Linda Caicedo: It’s not an imaginative selection whatsoever, but the teenage sensation, who is Real Madrid-bound, was widely tipped to star at this tournament during the build-up and despite that massive weight of expectation has not disappointed. Her goal to put Colombia ahead of Germany was one of the most incredible pieces of skill produced at this tournament and, despite being well marshalled early and often against Jamaica, she was still able to present a potent threat to the Reggae Girlz. Having undergone an ovarian cancer experience as a 15-year-old, the teenager has overcome far more intimidating circumstances than anything that might await in the England squad. And besides, she’s already played a pivotal role in knocking one European finalist out of this tournament. — Lynch

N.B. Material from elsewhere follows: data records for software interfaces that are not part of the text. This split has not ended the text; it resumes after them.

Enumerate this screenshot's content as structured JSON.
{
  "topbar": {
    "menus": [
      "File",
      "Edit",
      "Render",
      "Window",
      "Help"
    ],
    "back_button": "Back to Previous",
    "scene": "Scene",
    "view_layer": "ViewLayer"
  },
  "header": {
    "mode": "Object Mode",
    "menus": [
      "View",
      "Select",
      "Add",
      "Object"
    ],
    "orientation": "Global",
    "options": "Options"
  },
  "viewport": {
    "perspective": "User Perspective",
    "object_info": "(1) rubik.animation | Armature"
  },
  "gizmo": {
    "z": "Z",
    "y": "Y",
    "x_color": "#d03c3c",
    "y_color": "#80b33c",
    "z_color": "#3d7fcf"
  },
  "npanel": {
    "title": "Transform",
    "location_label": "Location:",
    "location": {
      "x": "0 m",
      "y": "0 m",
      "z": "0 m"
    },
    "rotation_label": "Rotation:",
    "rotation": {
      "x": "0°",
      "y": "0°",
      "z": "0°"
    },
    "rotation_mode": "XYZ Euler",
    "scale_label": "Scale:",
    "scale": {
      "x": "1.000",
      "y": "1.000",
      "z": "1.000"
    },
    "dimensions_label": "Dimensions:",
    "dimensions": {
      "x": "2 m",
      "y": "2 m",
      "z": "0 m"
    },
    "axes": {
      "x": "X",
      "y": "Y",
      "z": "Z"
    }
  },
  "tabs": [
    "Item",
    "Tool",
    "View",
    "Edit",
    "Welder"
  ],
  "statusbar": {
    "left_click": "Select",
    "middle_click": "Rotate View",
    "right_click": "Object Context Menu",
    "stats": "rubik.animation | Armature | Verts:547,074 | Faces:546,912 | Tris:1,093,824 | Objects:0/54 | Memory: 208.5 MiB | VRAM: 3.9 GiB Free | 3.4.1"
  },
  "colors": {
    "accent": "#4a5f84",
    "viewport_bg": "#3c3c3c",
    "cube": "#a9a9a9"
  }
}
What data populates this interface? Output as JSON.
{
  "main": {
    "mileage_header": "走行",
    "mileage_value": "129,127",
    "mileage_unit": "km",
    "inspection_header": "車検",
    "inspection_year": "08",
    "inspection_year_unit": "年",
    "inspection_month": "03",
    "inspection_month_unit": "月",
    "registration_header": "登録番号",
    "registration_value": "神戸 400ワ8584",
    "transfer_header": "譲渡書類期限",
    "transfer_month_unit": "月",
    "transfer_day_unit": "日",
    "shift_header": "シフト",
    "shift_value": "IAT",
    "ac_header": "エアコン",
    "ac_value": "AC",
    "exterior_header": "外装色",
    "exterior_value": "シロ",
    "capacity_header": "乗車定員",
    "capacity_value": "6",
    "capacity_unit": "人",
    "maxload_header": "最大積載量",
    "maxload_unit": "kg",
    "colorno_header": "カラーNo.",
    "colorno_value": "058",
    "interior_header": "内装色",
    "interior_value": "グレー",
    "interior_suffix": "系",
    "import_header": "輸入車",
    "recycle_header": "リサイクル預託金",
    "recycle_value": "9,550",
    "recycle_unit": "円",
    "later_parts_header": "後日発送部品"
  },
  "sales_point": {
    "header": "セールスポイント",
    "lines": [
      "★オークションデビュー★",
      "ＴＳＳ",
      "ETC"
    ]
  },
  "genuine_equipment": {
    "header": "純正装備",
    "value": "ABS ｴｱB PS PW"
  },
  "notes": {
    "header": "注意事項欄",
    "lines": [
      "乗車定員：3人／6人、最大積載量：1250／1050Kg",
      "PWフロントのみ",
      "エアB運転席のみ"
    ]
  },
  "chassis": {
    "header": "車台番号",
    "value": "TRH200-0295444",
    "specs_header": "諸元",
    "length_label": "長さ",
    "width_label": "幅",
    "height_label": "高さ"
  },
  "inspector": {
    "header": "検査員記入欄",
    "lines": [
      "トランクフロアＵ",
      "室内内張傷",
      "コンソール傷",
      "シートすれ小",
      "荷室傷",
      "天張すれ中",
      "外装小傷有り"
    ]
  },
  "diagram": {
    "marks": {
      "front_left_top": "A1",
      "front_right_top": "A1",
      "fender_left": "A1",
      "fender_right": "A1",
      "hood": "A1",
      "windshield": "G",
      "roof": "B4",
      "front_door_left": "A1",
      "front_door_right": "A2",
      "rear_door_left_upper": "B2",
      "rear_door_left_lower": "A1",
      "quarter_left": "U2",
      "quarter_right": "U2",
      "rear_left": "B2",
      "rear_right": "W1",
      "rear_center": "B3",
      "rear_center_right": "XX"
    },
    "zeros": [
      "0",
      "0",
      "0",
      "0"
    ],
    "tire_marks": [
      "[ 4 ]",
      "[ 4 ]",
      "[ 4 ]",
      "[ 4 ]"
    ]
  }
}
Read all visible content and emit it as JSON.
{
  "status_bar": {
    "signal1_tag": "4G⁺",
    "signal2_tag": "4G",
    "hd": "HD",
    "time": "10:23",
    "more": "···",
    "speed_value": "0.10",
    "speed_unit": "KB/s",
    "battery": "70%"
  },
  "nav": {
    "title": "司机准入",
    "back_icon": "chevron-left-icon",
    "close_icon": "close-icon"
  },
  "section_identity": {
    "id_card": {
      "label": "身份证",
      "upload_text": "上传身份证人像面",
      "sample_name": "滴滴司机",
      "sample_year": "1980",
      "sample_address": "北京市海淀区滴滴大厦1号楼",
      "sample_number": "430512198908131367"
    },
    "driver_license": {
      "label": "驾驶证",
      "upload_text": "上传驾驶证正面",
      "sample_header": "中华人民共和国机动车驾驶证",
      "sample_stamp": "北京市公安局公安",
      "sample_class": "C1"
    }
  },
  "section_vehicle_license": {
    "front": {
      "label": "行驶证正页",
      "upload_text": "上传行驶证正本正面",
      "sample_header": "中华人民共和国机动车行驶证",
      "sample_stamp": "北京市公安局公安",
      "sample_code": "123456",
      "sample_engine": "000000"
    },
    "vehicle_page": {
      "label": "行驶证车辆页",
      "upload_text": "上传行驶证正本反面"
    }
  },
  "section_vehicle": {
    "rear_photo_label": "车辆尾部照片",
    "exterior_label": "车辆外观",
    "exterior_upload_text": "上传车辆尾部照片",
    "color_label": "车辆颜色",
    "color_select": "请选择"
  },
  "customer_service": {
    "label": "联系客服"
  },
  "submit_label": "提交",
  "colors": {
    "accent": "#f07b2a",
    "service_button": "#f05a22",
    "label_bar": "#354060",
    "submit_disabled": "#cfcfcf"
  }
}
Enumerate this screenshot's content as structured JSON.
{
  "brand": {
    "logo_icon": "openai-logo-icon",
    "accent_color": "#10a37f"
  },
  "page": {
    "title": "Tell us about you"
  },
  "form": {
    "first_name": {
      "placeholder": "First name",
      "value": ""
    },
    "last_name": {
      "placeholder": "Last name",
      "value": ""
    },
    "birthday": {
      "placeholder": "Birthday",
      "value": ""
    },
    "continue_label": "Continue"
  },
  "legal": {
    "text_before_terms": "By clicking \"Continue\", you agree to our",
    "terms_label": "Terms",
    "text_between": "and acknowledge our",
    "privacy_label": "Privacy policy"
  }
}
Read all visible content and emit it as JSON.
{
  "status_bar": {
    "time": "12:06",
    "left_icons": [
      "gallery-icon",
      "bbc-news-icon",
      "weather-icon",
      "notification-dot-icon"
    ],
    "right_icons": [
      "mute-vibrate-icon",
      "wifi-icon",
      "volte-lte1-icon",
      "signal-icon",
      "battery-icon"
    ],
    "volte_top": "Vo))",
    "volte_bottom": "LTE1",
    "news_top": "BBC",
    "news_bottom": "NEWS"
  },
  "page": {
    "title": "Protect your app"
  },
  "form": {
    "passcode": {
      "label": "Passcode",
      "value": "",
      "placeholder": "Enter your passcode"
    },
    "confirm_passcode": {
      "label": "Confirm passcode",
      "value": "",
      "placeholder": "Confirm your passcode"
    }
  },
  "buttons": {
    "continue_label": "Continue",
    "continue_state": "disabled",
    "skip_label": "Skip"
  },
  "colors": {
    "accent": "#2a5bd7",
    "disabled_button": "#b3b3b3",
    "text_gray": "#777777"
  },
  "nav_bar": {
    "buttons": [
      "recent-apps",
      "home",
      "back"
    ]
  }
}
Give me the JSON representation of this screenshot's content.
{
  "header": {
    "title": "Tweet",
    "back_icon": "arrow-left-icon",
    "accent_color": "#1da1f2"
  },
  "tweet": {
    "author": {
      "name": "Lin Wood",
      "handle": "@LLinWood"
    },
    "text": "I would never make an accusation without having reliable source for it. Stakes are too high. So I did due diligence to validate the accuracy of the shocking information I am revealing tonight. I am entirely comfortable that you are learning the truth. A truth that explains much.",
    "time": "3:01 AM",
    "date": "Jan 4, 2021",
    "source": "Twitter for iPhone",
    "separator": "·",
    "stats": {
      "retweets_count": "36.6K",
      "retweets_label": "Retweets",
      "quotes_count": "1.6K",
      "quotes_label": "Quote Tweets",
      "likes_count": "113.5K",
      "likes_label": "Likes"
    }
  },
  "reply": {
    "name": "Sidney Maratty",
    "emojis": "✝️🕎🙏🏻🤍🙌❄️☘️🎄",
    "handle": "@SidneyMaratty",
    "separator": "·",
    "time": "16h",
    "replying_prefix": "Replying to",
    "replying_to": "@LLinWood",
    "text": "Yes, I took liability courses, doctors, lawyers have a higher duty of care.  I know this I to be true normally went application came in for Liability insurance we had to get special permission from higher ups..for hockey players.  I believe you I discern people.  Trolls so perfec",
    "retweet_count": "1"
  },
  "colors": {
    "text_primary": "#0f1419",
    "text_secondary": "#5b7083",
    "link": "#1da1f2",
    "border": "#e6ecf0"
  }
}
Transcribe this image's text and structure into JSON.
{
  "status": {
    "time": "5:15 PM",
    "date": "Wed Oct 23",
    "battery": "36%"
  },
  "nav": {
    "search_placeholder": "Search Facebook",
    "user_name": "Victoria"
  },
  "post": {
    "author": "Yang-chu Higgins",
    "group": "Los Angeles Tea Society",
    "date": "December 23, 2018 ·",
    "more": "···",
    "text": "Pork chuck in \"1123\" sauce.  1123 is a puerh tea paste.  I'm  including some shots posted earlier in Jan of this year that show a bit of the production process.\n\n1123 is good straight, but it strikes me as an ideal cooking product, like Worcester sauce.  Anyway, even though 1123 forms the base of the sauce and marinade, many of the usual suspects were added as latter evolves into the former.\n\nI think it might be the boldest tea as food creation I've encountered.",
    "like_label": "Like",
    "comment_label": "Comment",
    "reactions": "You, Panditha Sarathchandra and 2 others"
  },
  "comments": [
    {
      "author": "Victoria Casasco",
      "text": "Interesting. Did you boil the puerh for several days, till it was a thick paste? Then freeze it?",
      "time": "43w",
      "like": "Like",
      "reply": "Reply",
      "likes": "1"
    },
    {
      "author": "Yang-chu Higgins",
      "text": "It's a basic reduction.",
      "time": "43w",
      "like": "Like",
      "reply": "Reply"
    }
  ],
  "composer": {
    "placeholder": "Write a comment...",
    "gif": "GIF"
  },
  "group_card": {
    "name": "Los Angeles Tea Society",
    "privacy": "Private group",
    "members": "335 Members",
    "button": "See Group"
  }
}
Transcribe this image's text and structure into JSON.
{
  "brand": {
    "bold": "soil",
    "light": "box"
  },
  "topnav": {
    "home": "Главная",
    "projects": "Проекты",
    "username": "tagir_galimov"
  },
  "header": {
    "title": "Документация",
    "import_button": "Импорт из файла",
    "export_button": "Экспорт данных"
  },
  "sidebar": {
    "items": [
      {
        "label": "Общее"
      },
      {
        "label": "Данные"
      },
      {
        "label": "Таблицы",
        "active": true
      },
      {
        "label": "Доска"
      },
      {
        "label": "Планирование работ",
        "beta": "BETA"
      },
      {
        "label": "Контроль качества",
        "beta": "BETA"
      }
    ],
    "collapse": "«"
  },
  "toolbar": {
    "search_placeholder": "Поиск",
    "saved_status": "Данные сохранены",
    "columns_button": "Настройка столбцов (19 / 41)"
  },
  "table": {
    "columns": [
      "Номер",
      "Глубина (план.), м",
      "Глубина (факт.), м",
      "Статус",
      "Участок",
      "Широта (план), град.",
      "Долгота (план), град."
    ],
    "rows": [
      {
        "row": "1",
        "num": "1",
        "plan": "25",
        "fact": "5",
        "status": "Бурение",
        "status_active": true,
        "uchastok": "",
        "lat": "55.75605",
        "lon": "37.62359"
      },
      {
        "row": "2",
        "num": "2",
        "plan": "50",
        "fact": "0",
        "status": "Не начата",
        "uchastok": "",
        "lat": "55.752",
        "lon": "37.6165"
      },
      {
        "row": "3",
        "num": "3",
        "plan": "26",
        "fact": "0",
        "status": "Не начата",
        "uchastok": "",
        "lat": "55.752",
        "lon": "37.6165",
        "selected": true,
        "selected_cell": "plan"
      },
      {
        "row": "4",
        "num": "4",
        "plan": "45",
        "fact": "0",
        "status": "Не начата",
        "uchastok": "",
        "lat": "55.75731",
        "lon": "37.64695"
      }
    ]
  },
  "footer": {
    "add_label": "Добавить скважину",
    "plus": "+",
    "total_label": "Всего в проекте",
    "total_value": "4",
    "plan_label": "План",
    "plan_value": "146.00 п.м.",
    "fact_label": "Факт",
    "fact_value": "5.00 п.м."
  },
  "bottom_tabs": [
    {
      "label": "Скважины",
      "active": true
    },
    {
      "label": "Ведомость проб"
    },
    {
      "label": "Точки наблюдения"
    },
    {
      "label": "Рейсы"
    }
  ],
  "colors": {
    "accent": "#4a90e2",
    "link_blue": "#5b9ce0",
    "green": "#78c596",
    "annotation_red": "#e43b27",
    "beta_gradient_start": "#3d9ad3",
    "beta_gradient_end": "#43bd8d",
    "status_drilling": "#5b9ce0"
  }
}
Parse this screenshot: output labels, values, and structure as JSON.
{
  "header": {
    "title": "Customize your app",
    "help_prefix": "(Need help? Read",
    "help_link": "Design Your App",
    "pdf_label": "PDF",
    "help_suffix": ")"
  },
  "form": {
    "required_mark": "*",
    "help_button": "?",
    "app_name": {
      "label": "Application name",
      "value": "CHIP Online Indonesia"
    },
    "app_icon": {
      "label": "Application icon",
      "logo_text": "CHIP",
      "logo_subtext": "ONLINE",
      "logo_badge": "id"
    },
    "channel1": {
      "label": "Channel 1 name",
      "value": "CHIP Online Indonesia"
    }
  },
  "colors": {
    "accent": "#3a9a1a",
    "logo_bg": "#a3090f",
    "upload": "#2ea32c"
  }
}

Lawson: Colombia 2-1 England (AET): We’re into the quarterfinals and I still don’t know where England’s goals are supposed to come from. Colombia will see themselves as underdogs (even if the stadium is packed with yellow) and find enough against the tide, just as they did against Germany.
Laurens: England 1-0 Colombia: The more one-sided quarterfinal. Even if Colombia defend well, England will find a way to get a narrow win.
Lordanic: England 1-1 Colombia (England win on penalties): Colombia won’t go down without a fight and England will be saying ‘phew’ for the second game in a row.
Ogden: England 2-0 Colombia: It won’t be pretty, but England’s experience will get them over the line.
Hamilton: England 1-0 Colombia: There will be nervous moments, but England will grind this out.
Murray: England 2-1 Colombia: Caicedo will dazzle again, but England will prove the better side.
Lynch: England 1-0 Colombia (AET): England will scrape through with an unconvincing win in front of a partisan crowd of Colombians and Aussies eager to see them knocked out.
Marsden: England 1-0 Colombia: Colombia have surprised at the tournament and are capable of producing another shock but, for all their injuries and flaws, the Lionesses will be too solid for them on this occasion.

Features of the day

Does the 2023 World Cup signal the end of USWNT dominance?
Is the all-time worst Women’s World Cup finish a sign that the U.S. is losing its grip at the top of the sport? Or is this all overblown?

Musovic mentality key vs. USWNT and in Sweden’s World Cup run
Sweden goalkeeper Zecira Musovic put in a match-winning performance against the United States. This is what drives her and makes her special.

And finally …

New Zealand’s World Cup ended 10 days ago when the co-hosts suffered a group stage exit following a 0-0 draw against Switzerland in Dunedin, but time has not proved to be a healer for the Football Ferns.

Having beaten Norway in their opening game, New Zealand had been expected to reach the round of 16 before a shock defeat against the Philippines rocked their chances. And coach Jitka Klimkova has said that the disappointment of being knocked out so early was so tough for many of her squad to take that they remained in the team hotel for days after being eliminated.

“We couldn’t go home,” Klimkova told the NZ Herald. “I was not ready to go home, so we stayed there [team hotel], just recovering, a lot of the players and staff. We were walking with our New Zealand football gear — we didn’t have any other clothes — and people just loved us.

“Not just at the stadium, but in the city, everywhere. I was going grocery shopping and people were stopping me and they are saying, “Oh my gosh, guys, you’ve done so well, you guys are awesome” and I was like ‘Wow, thank you.’ We were so close and our performance was actually still inspiring.” — Mark Ogden